PRESIDENT Hage Geingob last Friday handed over 243 houses at Walvis Bay built on plots serviced under the government’s mass housing programme. Another 800 houses, whose costs range between N$380 000 and N$480 000, are set to be built at the harbour town. Of these, about 220 are earmarked for Narraville and the rest for Kuisebmond residents. To date, nearly 250 have been completed, while the rest are under construction.
The land was made available by the municipality, while its servicing was financed by the government. The construction of the houses was funded by the private sector.
Geingob called this an example of the “win-win public-private partnership” which government is advocating, further hoping to see this kind of partnership introduced nationwide.

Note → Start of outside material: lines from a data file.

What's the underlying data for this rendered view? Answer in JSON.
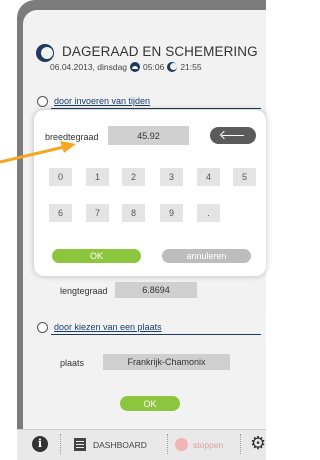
{
  "header": {
    "title": "DAGERAAD EN SCHEMERING",
    "date": "06.04.2013, dinsdag",
    "sunrise_time": "05:06",
    "sunset_time": "21:55"
  },
  "option_times": {
    "label": "door invoeren van tijden"
  },
  "modal": {
    "latitude_label": "breedtegraad",
    "latitude_value": "45.92",
    "keys_row1": [
      "0",
      "1",
      "2",
      "3",
      "4",
      "5"
    ],
    "keys_row2": [
      "6",
      "7",
      "8",
      "9",
      "."
    ],
    "ok_label": "OK",
    "cancel_label": "annuleren"
  },
  "longitude": {
    "label": "lengtegraad",
    "value": "6.8694"
  },
  "option_place": {
    "label": "door kiezen van een plaats"
  },
  "place": {
    "label": "plaats",
    "value": "Frankrijk-Chamonix"
  },
  "ok_button": {
    "label": "OK"
  },
  "bottom_bar": {
    "dashboard_label": "DASHBOARD",
    "stop_label": "stoppen"
  },
  "colors": {
    "accent_green": "#8cc63e",
    "navy": "#1d3a5f",
    "arrow": "#f5a623"
  }
}
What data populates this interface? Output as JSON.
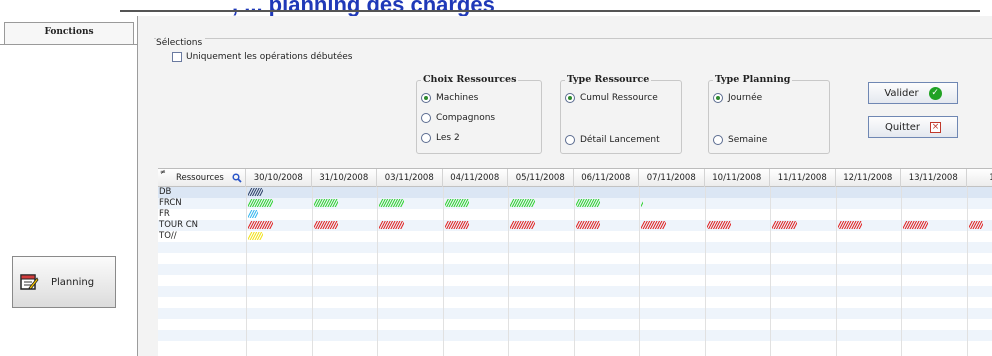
{
  "window": {
    "title_fragment": ", ... planning des charges"
  },
  "sidebar": {
    "tab_label": "Fonctions",
    "planning_button_label": "Planning",
    "planning_icon": "planning-calendar-icon"
  },
  "selections": {
    "legend": "Sélections",
    "only_started_label": "Uniquement les opérations débutées",
    "only_started_checked": false,
    "choix_ressources": {
      "title": "Choix Ressources",
      "options": [
        "Machines",
        "Compagnons",
        "Les 2"
      ],
      "selected": "Machines"
    },
    "type_ressource": {
      "title": "Type Ressource",
      "options": [
        "Cumul Ressource",
        "Détail Lancement"
      ],
      "selected": "Cumul Ressource"
    },
    "type_planning": {
      "title": "Type Planning",
      "options": [
        "Journée",
        "Semaine"
      ],
      "selected": "Journée"
    },
    "valider_label": "Valider",
    "quitter_label": "Quitter"
  },
  "grid": {
    "resource_header": "Ressources",
    "dates": [
      "30/10/2008",
      "31/10/2008",
      "03/11/2008",
      "04/11/2008",
      "05/11/2008",
      "06/11/2008",
      "07/11/2008",
      "10/11/2008",
      "11/11/2008",
      "12/11/2008",
      "13/11/2008",
      "14/1"
    ],
    "rows": [
      {
        "name": "DB",
        "color": "#2b3f66",
        "marks": [
          "//////"
        ],
        "selected": true
      },
      {
        "name": "FRCN",
        "color": "#2fd22f",
        "marks": [
          "//////////",
          "//////////",
          "//////////",
          "//////////",
          "//////////",
          "//////////",
          "/"
        ]
      },
      {
        "name": "FR",
        "color": "#33b5ee",
        "marks": [
          "////"
        ]
      },
      {
        "name": "TOUR CN",
        "color": "#e02020",
        "marks": [
          "//////////",
          "//////////",
          "//////////",
          "//////////",
          "//////////",
          "//////////",
          "//////////",
          "//////////",
          "//////////",
          "//////////",
          "//////////",
          "//////"
        ]
      },
      {
        "name": "TO//",
        "color": "#f2e21a",
        "marks": [
          "//////"
        ]
      },
      {
        "name": "",
        "color": "",
        "marks": []
      },
      {
        "name": "",
        "color": "",
        "marks": []
      },
      {
        "name": "",
        "color": "",
        "marks": []
      },
      {
        "name": "",
        "color": "",
        "marks": []
      },
      {
        "name": "",
        "color": "",
        "marks": []
      },
      {
        "name": "",
        "color": "",
        "marks": []
      },
      {
        "name": "",
        "color": "",
        "marks": []
      },
      {
        "name": "",
        "color": "",
        "marks": []
      },
      {
        "name": "",
        "color": "",
        "marks": []
      }
    ]
  }
}
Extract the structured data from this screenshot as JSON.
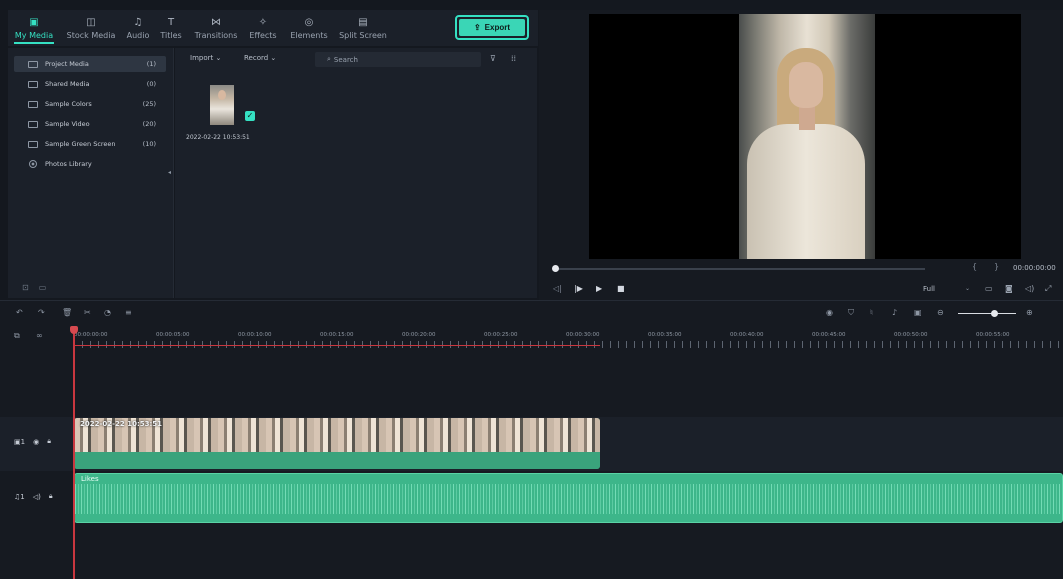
{
  "tabs": [
    {
      "label": "My Media",
      "icon": "media-icon",
      "glyph": "▣",
      "active": true
    },
    {
      "label": "Stock Media",
      "icon": "stock-media-icon",
      "glyph": "◫",
      "active": false
    },
    {
      "label": "Audio",
      "icon": "audio-icon",
      "glyph": "♫",
      "active": false
    },
    {
      "label": "Titles",
      "icon": "titles-icon",
      "glyph": "T",
      "active": false
    },
    {
      "label": "Transitions",
      "icon": "transitions-icon",
      "glyph": "⋈",
      "active": false
    },
    {
      "label": "Effects",
      "icon": "effects-icon",
      "glyph": "✧",
      "active": false
    },
    {
      "label": "Elements",
      "icon": "elements-icon",
      "glyph": "◎",
      "active": false
    },
    {
      "label": "Split Screen",
      "icon": "split-screen-icon",
      "glyph": "▤",
      "active": false
    }
  ],
  "export": {
    "label": "Export",
    "icon": "export-icon"
  },
  "sidebar": {
    "items": [
      {
        "label": "Project Media",
        "count": "(1)",
        "active": true
      },
      {
        "label": "Shared Media",
        "count": "(0)",
        "active": false
      },
      {
        "label": "Sample Colors",
        "count": "(25)",
        "active": false
      },
      {
        "label": "Sample Video",
        "count": "(20)",
        "active": false
      },
      {
        "label": "Sample Green Screen",
        "count": "(10)",
        "active": false
      },
      {
        "label": "Photos Library",
        "count": "",
        "active": false
      }
    ]
  },
  "media": {
    "import_label": "Import ⌄",
    "record_label": "Record ⌄",
    "search_placeholder": "Search",
    "item_date": "2022-02-22 10:53:51"
  },
  "preview": {
    "timecode": "00:00:00:00",
    "zoom": "Full",
    "progress": 0.0
  },
  "timeline": {
    "ticks": [
      "00:00:00:00",
      "00:00:05:00",
      "00:00:10:00",
      "00:00:15:00",
      "00:00:20:00",
      "00:00:25:00",
      "00:00:30:00",
      "00:00:35:00",
      "00:00:40:00",
      "00:00:45:00",
      "00:00:50:00",
      "00:00:55:00"
    ],
    "video_clip_title": "2022-02-22 10:53:51",
    "audio_clip_title": "Likes",
    "video_track_label": "1",
    "audio_track_label": "1"
  }
}
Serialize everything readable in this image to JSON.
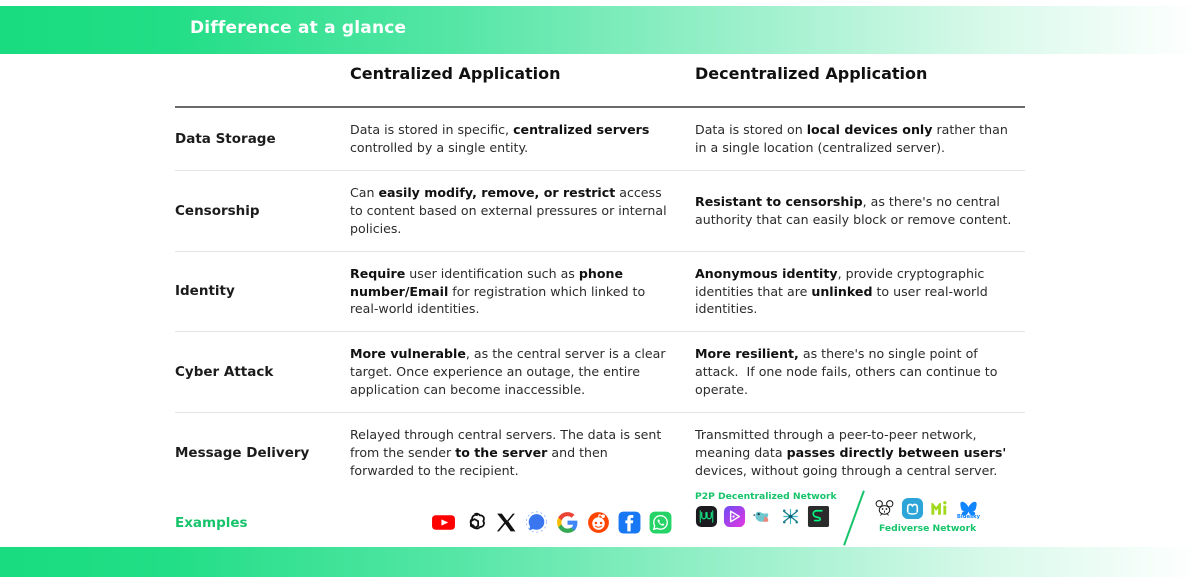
{
  "header": {
    "title": "Difference at a glance",
    "accent_color": "#18DC7F",
    "gradient_to": "#FFFFFF"
  },
  "table": {
    "columns": {
      "label": "",
      "centralized": "Centralized Application",
      "decentralized": "Decentralized Application"
    },
    "rows": [
      {
        "label": "Data Storage",
        "centralized_html": "Data is stored in specific, <b>centralized servers</b> controlled by a single entity.",
        "decentralized_html": "Data is stored on <b>local devices only</b> rather than in a single location (centralized server)."
      },
      {
        "label": "Censorship",
        "centralized_html": "Can <b>easily modify, remove, or restrict</b> access to content based on external pressures or internal policies.",
        "decentralized_html": "<b>Resistant to censorship</b>, as there's no central authority that can easily block or remove content."
      },
      {
        "label": "Identity",
        "centralized_html": "<b>Require</b> user identification such as <b>phone number/Email</b> for registration which linked to real-world identities.",
        "decentralized_html": "<b>Anonymous identity</b>, provide cryptographic identities that are <b>unlinked</b> to user real-world identities."
      },
      {
        "label": "Cyber Attack",
        "centralized_html": "<b>More vulnerable</b>, as the central server is a clear target. Once experience an outage, the entire application can become inaccessible.",
        "decentralized_html": "<b>More resilient,</b> as there's no single point of attack.&nbsp; If one node fails, others can continue to operate."
      },
      {
        "label": "Message Delivery",
        "centralized_html": "Relayed through central servers. The data is sent from the sender <b>to the server</b> and then forwarded to the recipient.",
        "decentralized_html": "Transmitted through a peer-to-peer network, meaning data <b>passes directly between users'</b> devices, without going through a central server."
      }
    ],
    "examples": {
      "label": "Examples",
      "label_color": "#17C46B",
      "centralized_logos": [
        {
          "name": "youtube-logo",
          "title": "YouTube"
        },
        {
          "name": "openai-logo",
          "title": "OpenAI"
        },
        {
          "name": "x-twitter-logo",
          "title": "X"
        },
        {
          "name": "signal-logo",
          "title": "Signal"
        },
        {
          "name": "google-logo",
          "title": "Google"
        },
        {
          "name": "reddit-logo",
          "title": "Reddit"
        },
        {
          "name": "facebook-logo",
          "title": "Facebook"
        },
        {
          "name": "whatsapp-logo",
          "title": "WhatsApp"
        }
      ],
      "p2p_group_title": "P2P Decentralized Network",
      "p2p_logos": [
        {
          "name": "wire-logo",
          "title": "Wire"
        },
        {
          "name": "delta-chat-logo",
          "title": "Delta Chat"
        },
        {
          "name": "bird-p2p-logo",
          "title": "Jami"
        },
        {
          "name": "briar-logo",
          "title": "Briar"
        },
        {
          "name": "session-logo",
          "title": "Session"
        }
      ],
      "fediverse_group_title": "Fediverse Network",
      "fediverse_logos": [
        {
          "name": "peertube-logo",
          "title": "PeerTube"
        },
        {
          "name": "mastodon-logo",
          "title": "Mastodon"
        },
        {
          "name": "misskey-logo",
          "title": "Misskey"
        },
        {
          "name": "bluesky-logo",
          "title": "Bluesky"
        }
      ]
    }
  }
}
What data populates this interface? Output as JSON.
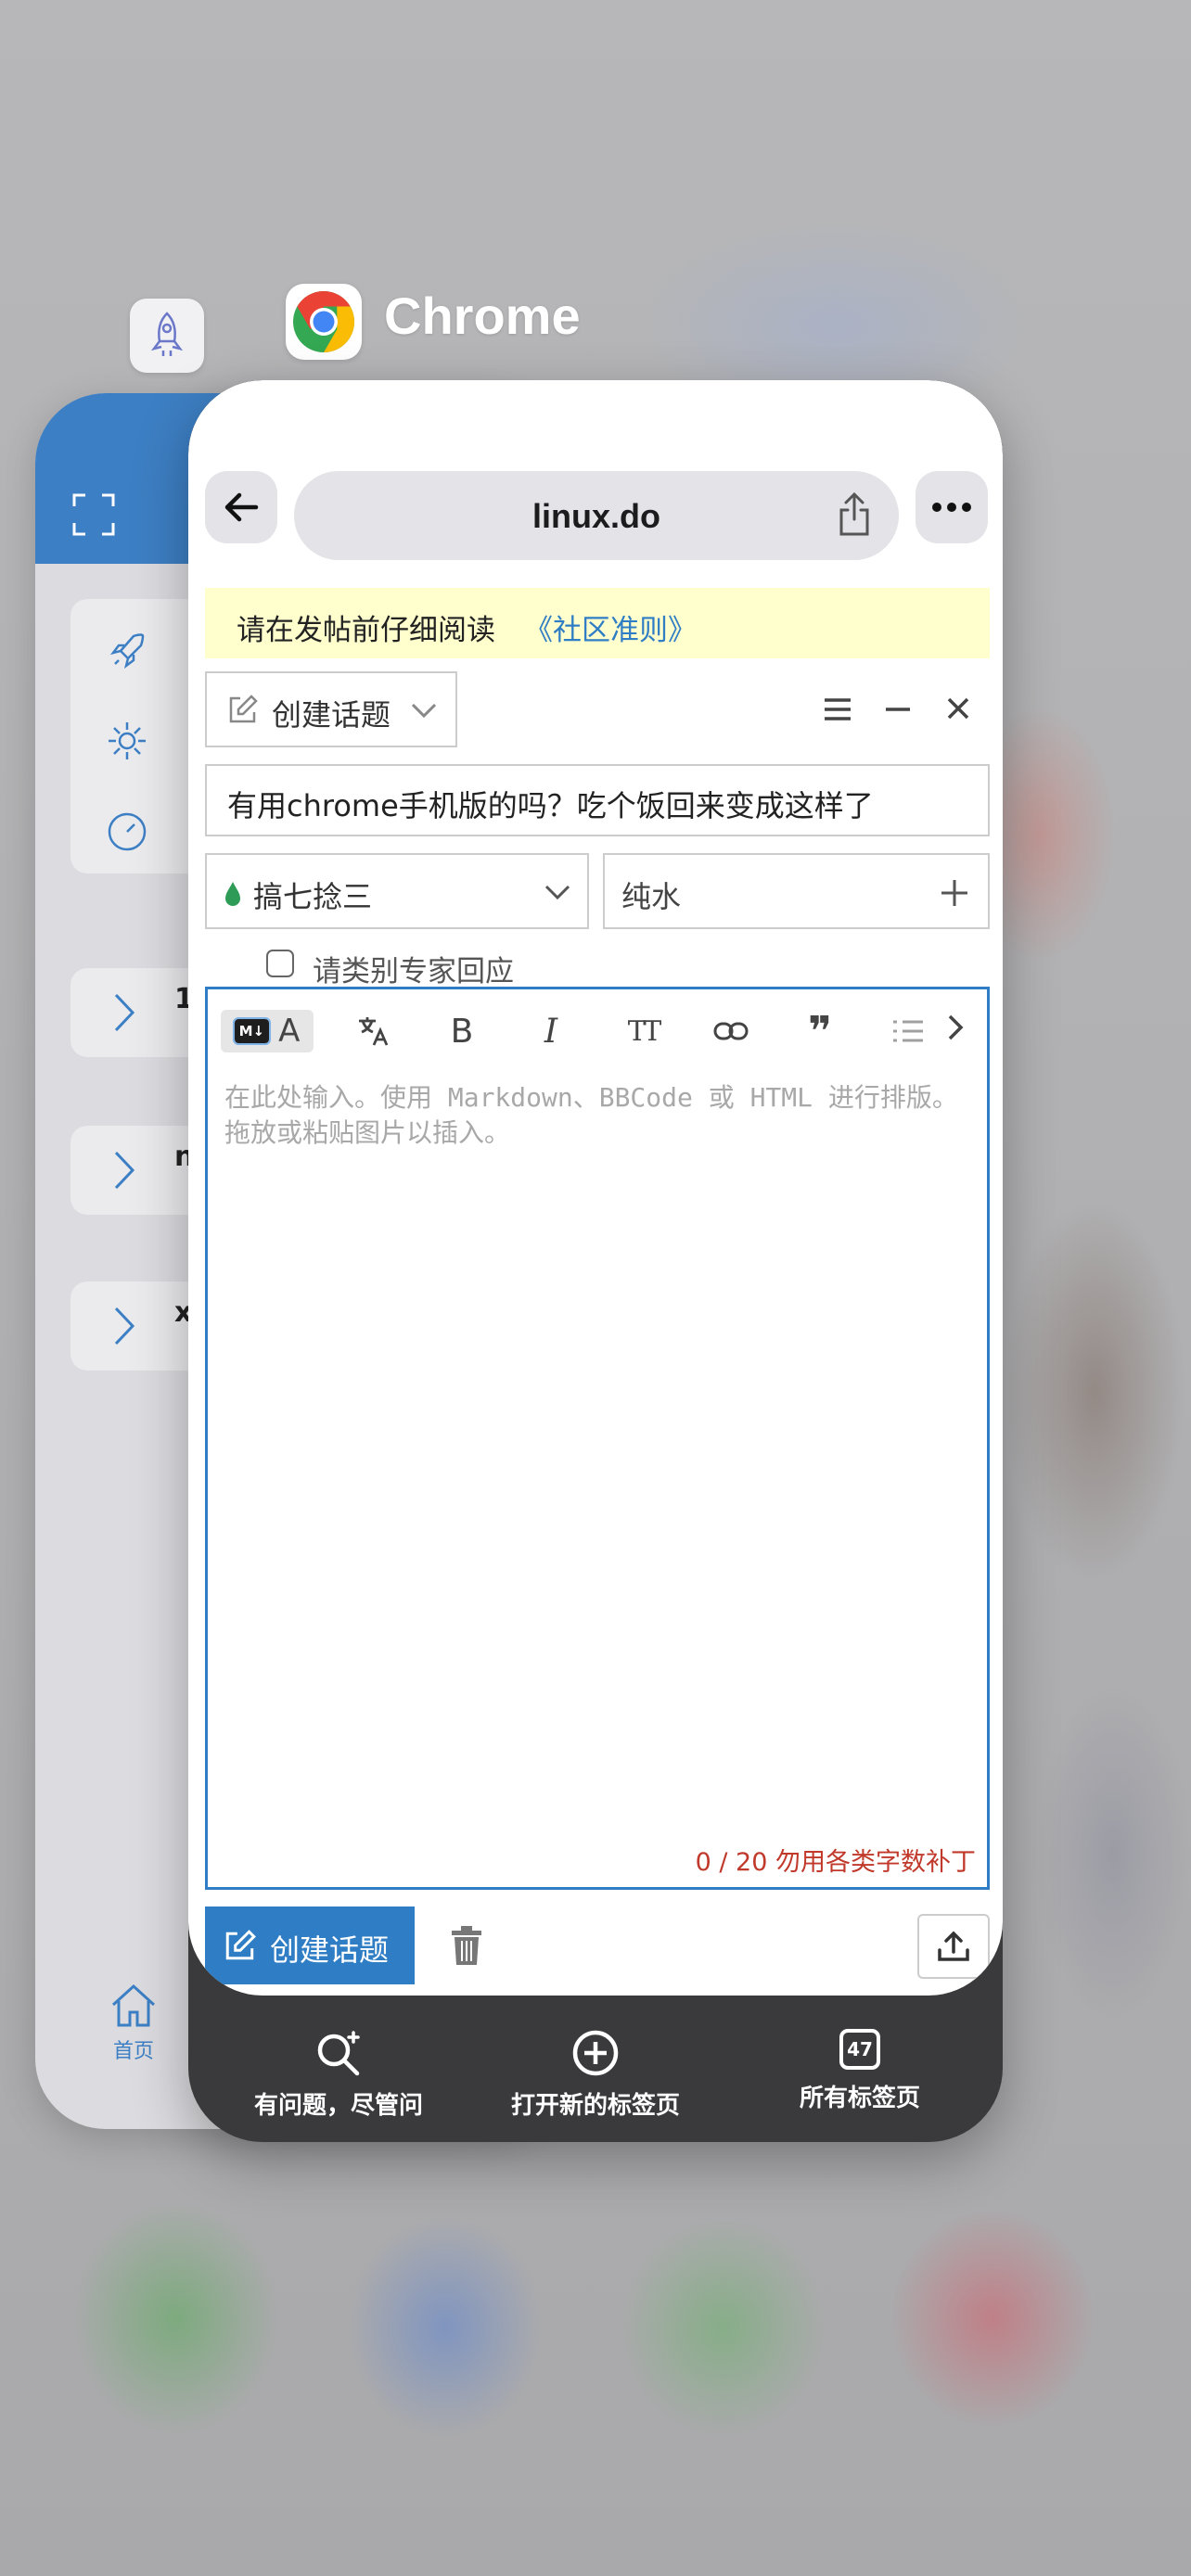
{
  "back_app": {
    "rows": [
      "1",
      "n",
      "x"
    ],
    "tab_home": "首页"
  },
  "app_switcher": {
    "app_name": "Chrome"
  },
  "browser": {
    "url": "linux.do",
    "bottom_bar": {
      "search": "有问题，尽管问",
      "new_tab": "打开新的标签页",
      "all_tabs": "所有标签页",
      "tab_count": "47"
    }
  },
  "composer": {
    "notice_prefix": "请在发帖前仔细阅读",
    "notice_link": "《社区准则》",
    "action_select": "创建话题",
    "title_value": "有用chrome手机版的吗？吃个饭回来变成这样了",
    "category": "搞七捻三",
    "tag": "纯水",
    "expert_checkbox_label": "请类别专家回应",
    "editor_placeholder": "在此处输入。使用 Markdown、BBCode 或 HTML 进行排版。拖放或粘贴图片以插入。",
    "counter": "0 / 20 勿用各类字数补丁",
    "submit_label": "创建话题",
    "md_badge": "M↓",
    "toolbar_glyphs": {
      "text": "A",
      "bold": "B",
      "italic": "I",
      "heading": "TT",
      "quote": "❞"
    }
  },
  "colors": {
    "accent": "#2f7dc4",
    "notice_bg": "#ffffce",
    "warning": "#c0392b",
    "category_dot": "#2e9c57"
  }
}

The low-cost houses were sold to first-time homeowners. The government launched the massive urban land servicing project (MULSP) in 2015 to expedite its ongoing efforts regarding servicing and delivery of residential land and affordable housing in urban areas. The initiative was kick-started in Windhoek, at Oshakati and Walvis Bay. On the flip side of the land delivery and housing coin is that while this project is taking place, hundreds of houses across the country built under the mass housing programme are still empty. Scores were also vandalised while standing vacant for a long time.
The delay in ensuring that these low-cost houses are occupied, has frustrated many communities. “To avoid the pitfalls where houses are constructed, only to end up unoccupied and subject to vandalism, I am pleased to note that the municipality [of Walvis Bay] has already finalised its waiting list of applicants, and signed deeds of sale with screened and qualified applicants,” said Geingob. He urged other local authorities and agencies tasked with housing delivery to follow suit.
“As a nation, we are still confronted with the challenges of poor sanitation, and a backlog in the supply of serviced residential land as well as decent and affordable housing in both urban and rural areas. Tackling these challenges requires concerted efforts, and this is why I have endeavoured to rally Namibians, through the concept of Harambee, to join forces to confront and address national challenges, which include residential land, housing and sanitation,” the President noted.
“We must realise that these challenges are not insurmountable. We will hold hands and stay on course, knowing that although it may take some time and huge resources to address the needs of the people, through our common sense of purpose, we will continue to deliver, deliver and deliver.”
John and Bobby Tjituka and their two sons were happy to be welcomed into their new two-bedroom house by Geingob, who said it was their home from now onwards. “We have been renting till now. It’s been a long wait, but now we have our own home, and having the President unlock the door for us and welcome us in was a big blessing,” John Tjituka told this newspaper.
[by Adam Hartman, Namibian]